• Task statement
All that is needed is the number of lines in the records that contain the word "icon", stated without anything else.
※ ※ ※
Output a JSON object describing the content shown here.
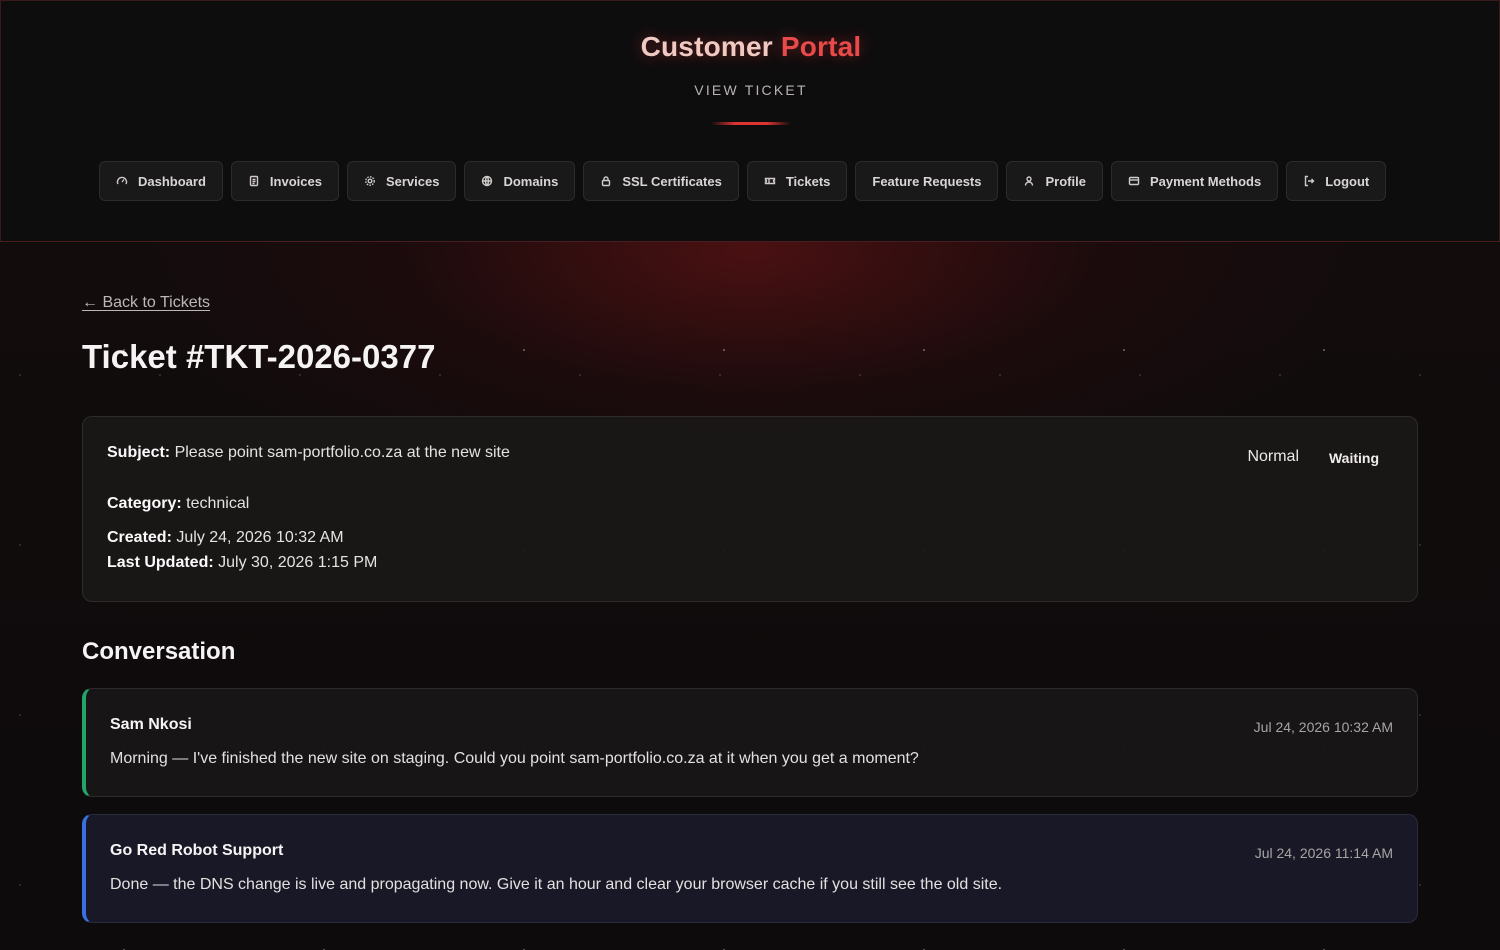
{
  "header": {
    "brand_part1": "Customer ",
    "brand_part2": "Portal",
    "subtitle": "VIEW TICKET"
  },
  "nav": [
    {
      "label": "Dashboard",
      "icon": "gauge-icon"
    },
    {
      "label": "Invoices",
      "icon": "invoice-icon"
    },
    {
      "label": "Services",
      "icon": "gear-icon"
    },
    {
      "label": "Domains",
      "icon": "globe-icon"
    },
    {
      "label": "SSL Certificates",
      "icon": "lock-icon"
    },
    {
      "label": "Tickets",
      "icon": "ticket-icon"
    },
    {
      "label": "Feature Requests",
      "icon": ""
    },
    {
      "label": "Profile",
      "icon": "user-icon"
    },
    {
      "label": "Payment Methods",
      "icon": "credit-card-icon"
    },
    {
      "label": "Logout",
      "icon": "logout-icon"
    }
  ],
  "back_link": "← Back to Tickets",
  "ticket": {
    "title": "Ticket #TKT-2026-0377",
    "subject_label": "Subject:",
    "subject": "Please point sam-portfolio.co.za at the new site",
    "category_label": "Category:",
    "category": "technical",
    "created_label": "Created:",
    "created": "July 24, 2026 10:32 AM",
    "updated_label": "Last Updated:",
    "updated": "July 30, 2026 1:15 PM",
    "priority": "Normal",
    "status": "Waiting"
  },
  "conversation": {
    "title": "Conversation",
    "messages": [
      {
        "author": "Sam Nkosi",
        "time": "Jul 24, 2026 10:32 AM",
        "body": "Morning — I've finished the new site on staging. Could you point sam-portfolio.co.za at it when you get a moment?",
        "accent": "#22a56a"
      },
      {
        "author": "Go Red Robot Support",
        "time": "Jul 24, 2026 11:14 AM",
        "body": "Done — the DNS change is live and propagating now. Give it an hour and clear your browser cache if you still see the old site.",
        "accent": "#3b6fe0"
      }
    ]
  },
  "colors": {
    "brand_accent": "#e84a4a",
    "customer_accent": "#22a56a",
    "support_accent": "#3b6fe0"
  }
}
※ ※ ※
• Task response
10